rundll32 is a part of Windows used to invoke functions in dll's that are explicitly meant to be called by them (meaning that you can run them from a command line/command line script, or from an executable without linking against the dll that the required function is contained in). For a mor in-depth explanation, see the MS Knowledge Base.
Also look here for a description of how you can adjust the table in your task manager to see the entire command line, and so which functions are actually being run by your rundll32. This will also tell you which rundll32.exe is being run (if one of them is in a strange folder, say C:\Program Files\whatever\rundll32.exe, that would likely be a problem. Both instances should have the same path (this may be different on 64bit systems which may have a separate 32bit version, I'm not sure about that).

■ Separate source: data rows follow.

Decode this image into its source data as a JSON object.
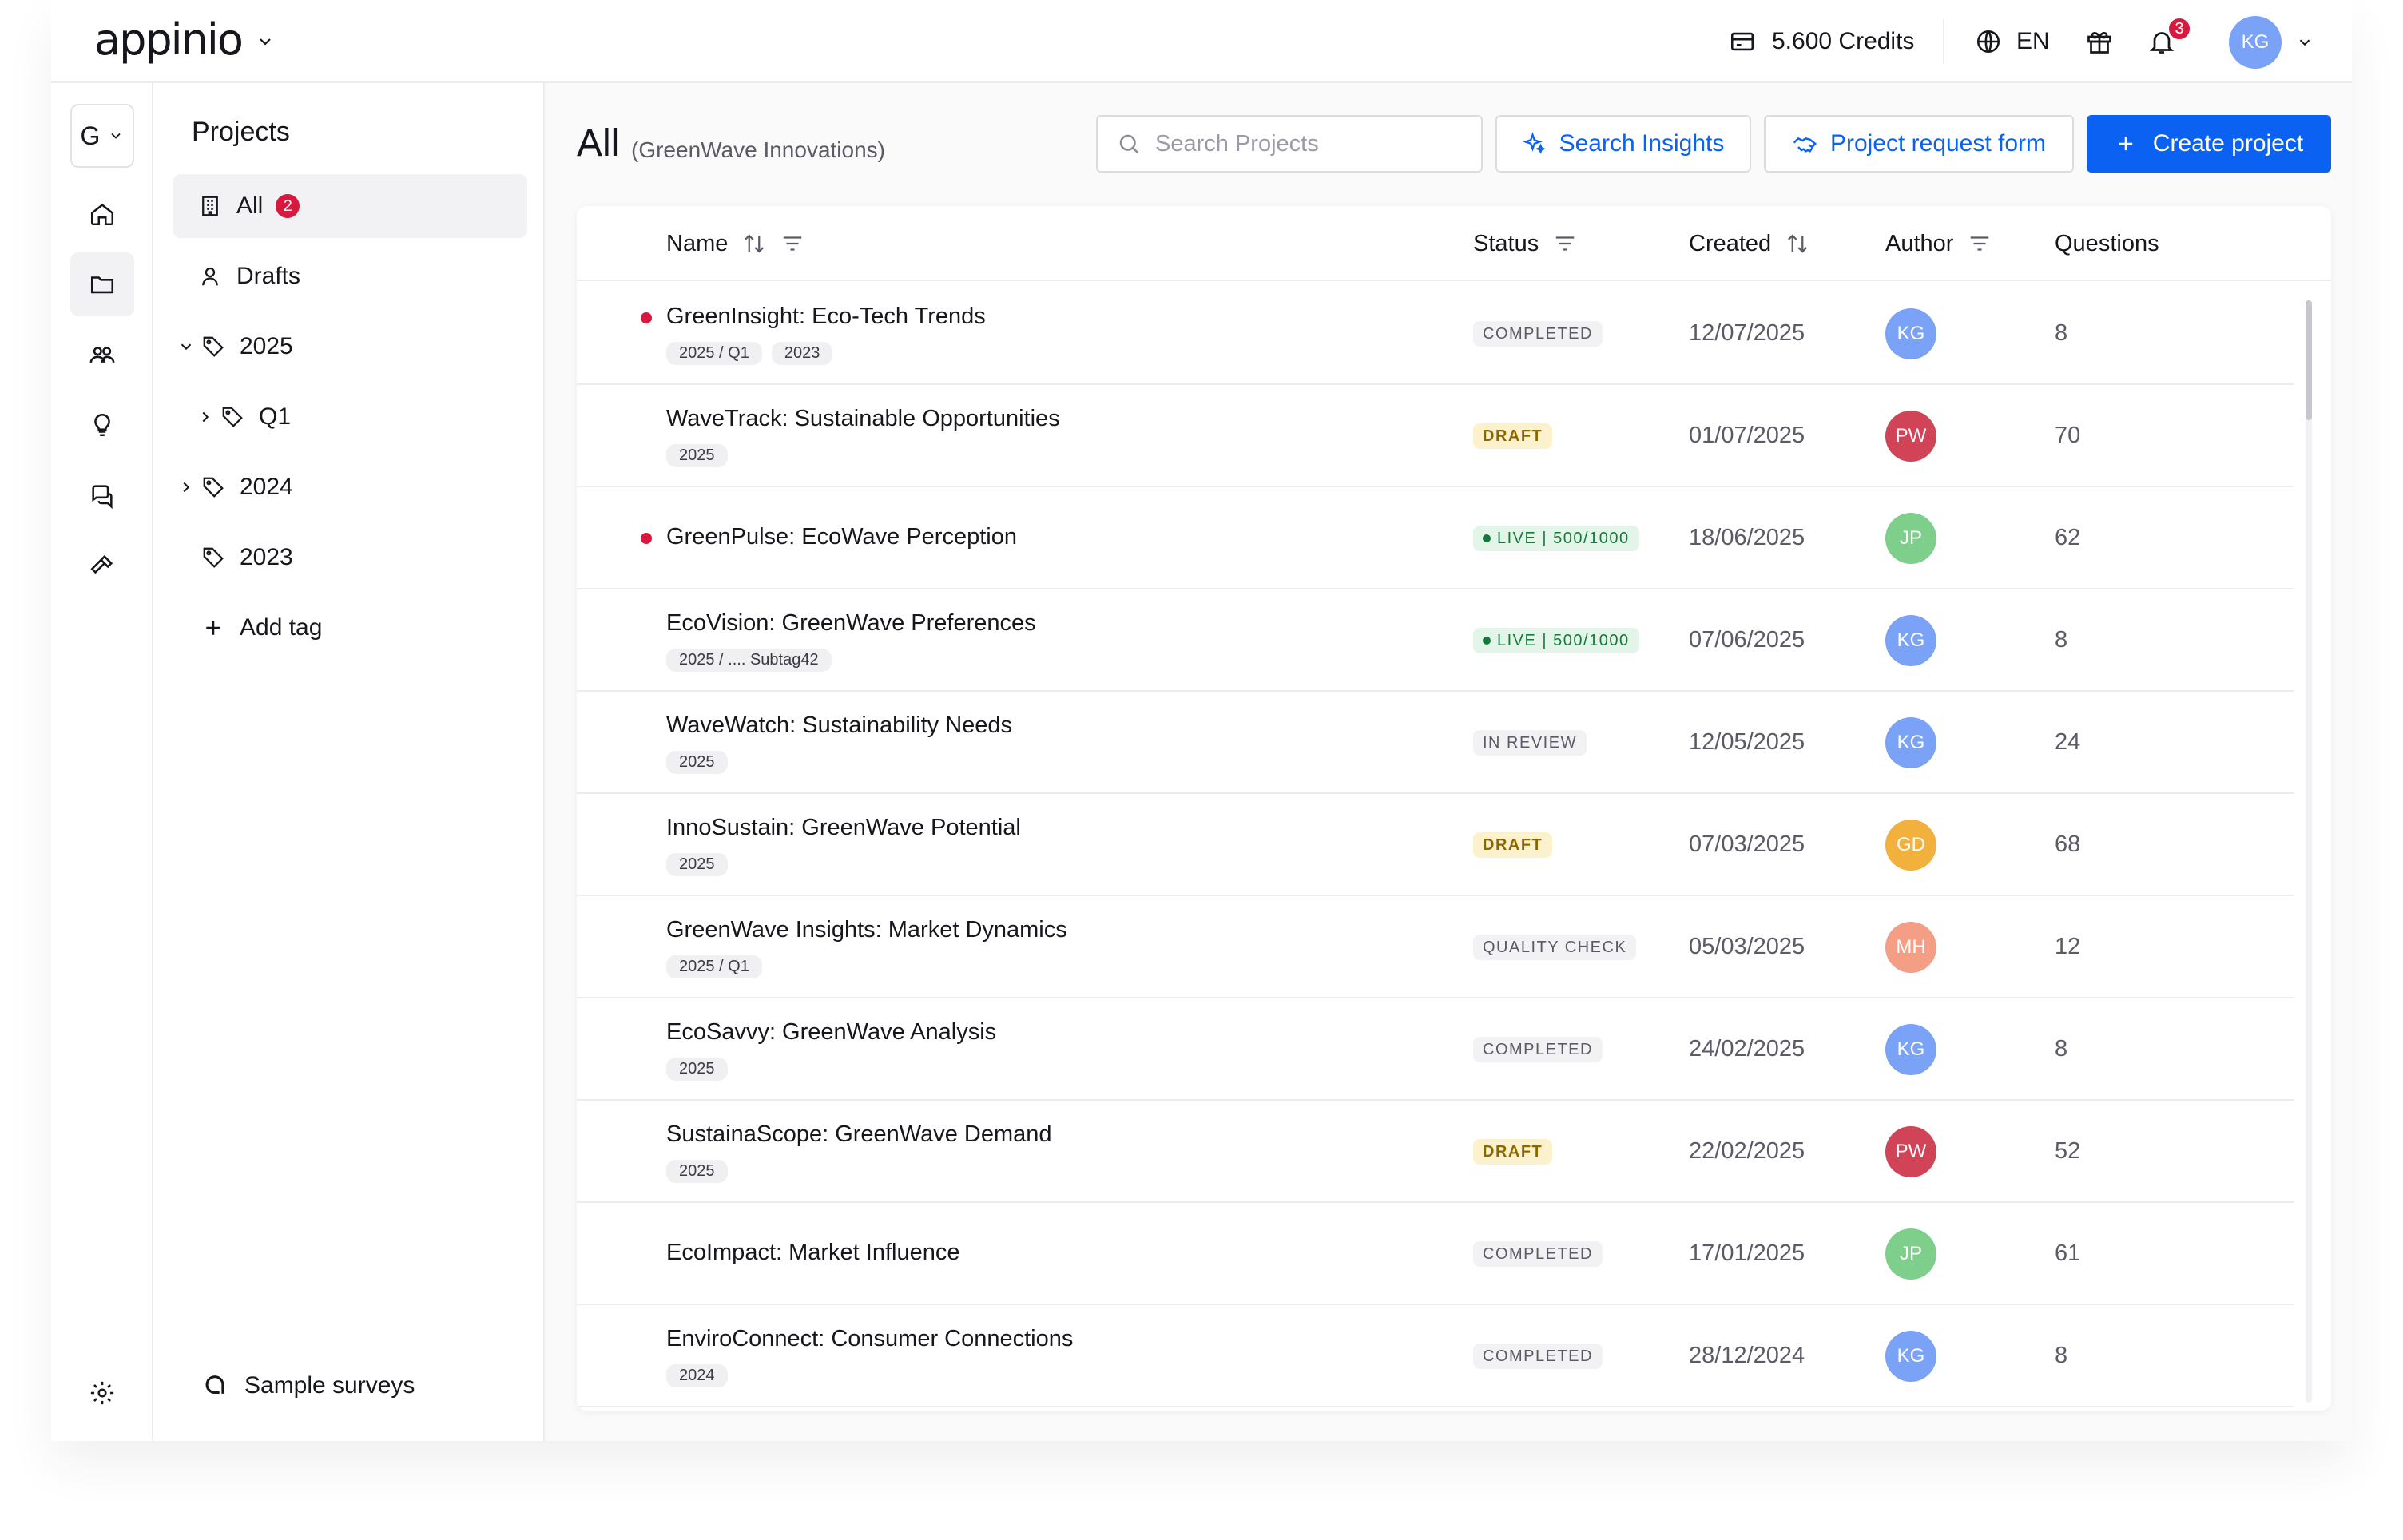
{
  "header": {
    "logo": "appinio",
    "credits": "5.600 Credits",
    "language": "EN",
    "notifications_count": "3",
    "user_initials": "KG"
  },
  "rail": {
    "workspace_letter": "G",
    "items": [
      {
        "name": "home",
        "icon": "home-icon"
      },
      {
        "name": "projects",
        "icon": "folder-icon",
        "active": true
      },
      {
        "name": "audiences",
        "icon": "users-icon"
      },
      {
        "name": "insights",
        "icon": "lightbulb-icon"
      },
      {
        "name": "chat",
        "icon": "chat-icon"
      },
      {
        "name": "tools",
        "icon": "hammer-icon"
      }
    ],
    "settings_icon": "gear-icon"
  },
  "folders": {
    "title": "Projects",
    "items": [
      {
        "label": "All",
        "count": "2"
      },
      {
        "label": "Drafts"
      },
      {
        "label": "2025"
      },
      {
        "label": "Q1"
      },
      {
        "label": "2024"
      },
      {
        "label": "2023"
      },
      {
        "label": "Add tag"
      }
    ],
    "sample_surveys": "Sample surveys"
  },
  "main": {
    "title": "All",
    "subtitle": "(GreenWave Innovations)",
    "search_placeholder": "Search Projects",
    "search_insights_label": "Search Insights",
    "request_form_label": "Project request form",
    "create_label": "Create project"
  },
  "table": {
    "columns": {
      "name": "Name",
      "status": "Status",
      "created": "Created",
      "author": "Author",
      "questions": "Questions"
    },
    "rows": [
      {
        "name": "GreenInsight: Eco-Tech Trends",
        "dot": true,
        "tags": [
          "2025 / Q1",
          "2023"
        ],
        "status": "COMPLETED",
        "status_type": "completed",
        "created": "12/07/2025",
        "author": "KG",
        "author_color": "#7aa3f7",
        "questions": "8"
      },
      {
        "name": "WaveTrack: Sustainable Opportunities",
        "dot": false,
        "tags": [
          "2025"
        ],
        "status": "DRAFT",
        "status_type": "draft",
        "created": "01/07/2025",
        "author": "PW",
        "author_color": "#d14458",
        "questions": "70"
      },
      {
        "name": "GreenPulse: EcoWave Perception",
        "dot": true,
        "tags": [],
        "status": "LIVE | 500/1000",
        "status_type": "live",
        "created": "18/06/2025",
        "author": "JP",
        "author_color": "#7fcf8c",
        "questions": "62"
      },
      {
        "name": "EcoVision: GreenWave Preferences",
        "dot": false,
        "tags": [
          "2025   / .... Subtag42"
        ],
        "status": "LIVE | 500/1000",
        "status_type": "live",
        "created": "07/06/2025",
        "author": "KG",
        "author_color": "#7aa3f7",
        "questions": "8"
      },
      {
        "name": "WaveWatch: Sustainability Needs",
        "dot": false,
        "tags": [
          "2025"
        ],
        "status": "IN REVIEW",
        "status_type": "review",
        "created": "12/05/2025",
        "author": "KG",
        "author_color": "#7aa3f7",
        "questions": "24"
      },
      {
        "name": "InnoSustain: GreenWave Potential",
        "dot": false,
        "tags": [
          "2025"
        ],
        "status": "DRAFT",
        "status_type": "draft",
        "created": "07/03/2025",
        "author": "GD",
        "author_color": "#f2b13c",
        "questions": "68"
      },
      {
        "name": "GreenWave Insights: Market Dynamics",
        "dot": false,
        "tags": [
          "2025 / Q1"
        ],
        "status": "QUALITY CHECK",
        "status_type": "quality",
        "created": "05/03/2025",
        "author": "MH",
        "author_color": "#f59e86",
        "questions": "12"
      },
      {
        "name": "EcoSavvy: GreenWave Analysis",
        "dot": false,
        "tags": [
          "2025"
        ],
        "status": "COMPLETED",
        "status_type": "completed",
        "created": "24/02/2025",
        "author": "KG",
        "author_color": "#7aa3f7",
        "questions": "8"
      },
      {
        "name": "SustainaScope: GreenWave Demand",
        "dot": false,
        "tags": [
          "2025"
        ],
        "status": "DRAFT",
        "status_type": "draft",
        "created": "22/02/2025",
        "author": "PW",
        "author_color": "#d14458",
        "questions": "52"
      },
      {
        "name": "EcoImpact: Market Influence",
        "dot": false,
        "tags": [],
        "status": "COMPLETED",
        "status_type": "completed",
        "created": "17/01/2025",
        "author": "JP",
        "author_color": "#7fcf8c",
        "questions": "61"
      },
      {
        "name": "EnviroConnect: Consumer Connections",
        "dot": false,
        "tags": [
          "2024"
        ],
        "status": "COMPLETED",
        "status_type": "completed",
        "created": "28/12/2024",
        "author": "KG",
        "author_color": "#7aa3f7",
        "questions": "8"
      }
    ]
  }
}
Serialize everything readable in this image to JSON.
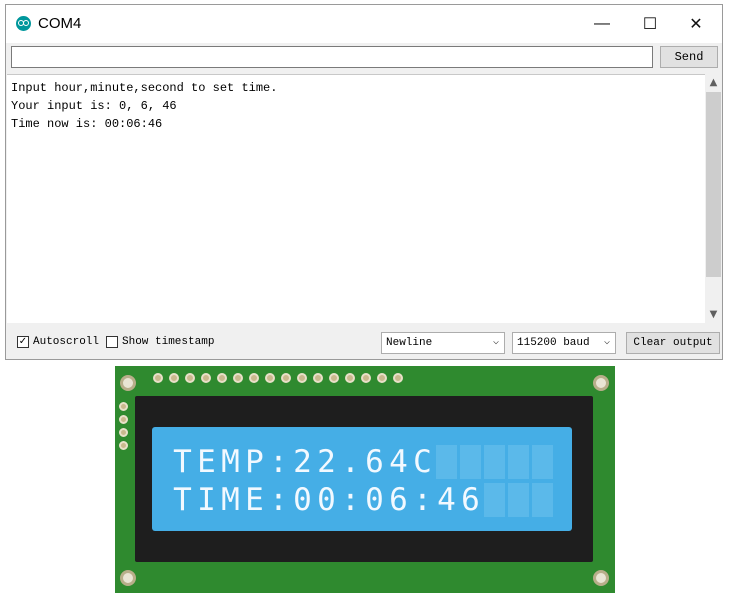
{
  "window": {
    "title": "COM4",
    "minimize_glyph": "—",
    "maximize_glyph": "☐",
    "close_glyph": "✕"
  },
  "toolbar": {
    "send_label": "Send",
    "input_value": ""
  },
  "output_lines": [
    "Input hour,minute,second to set time.",
    "Your input is: 0, 6, 46",
    "Time now is: 00:06:46"
  ],
  "footer": {
    "autoscroll_label": "Autoscroll",
    "autoscroll_checked": "✓",
    "timestamp_label": "Show timestamp",
    "line_ending": "Newline",
    "baud": "115200 baud",
    "clear_label": "Clear output"
  },
  "lcd": {
    "line1": "TEMP:22.64C",
    "line2": "TIME:00:06:46",
    "columns": 16
  },
  "colors": {
    "board": "#2f8a2f",
    "lcd_background": "#45aee6",
    "app_icon": "#00979c"
  }
}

The article that you link to is not good advice imho. While a changing symbol for rundll32 is a sign that tells you something is wrong, it is by no means certain that a modification of it would show up in this way!
Having multiple instances of rundll32 running at the same time is not very suspicious by itself.
Depending on the format used, factory images may be edited by malware, although I am by no means an expert on this and can't recall any such malware recently.
In terms of advice: First check the file paths of the running rundll32, then check which dll's/functions they are running. If you still have original recovery media (if not, you might be able to get some from your hardware vendor), recover your system from there instead of the hdd image if you're concerned about that.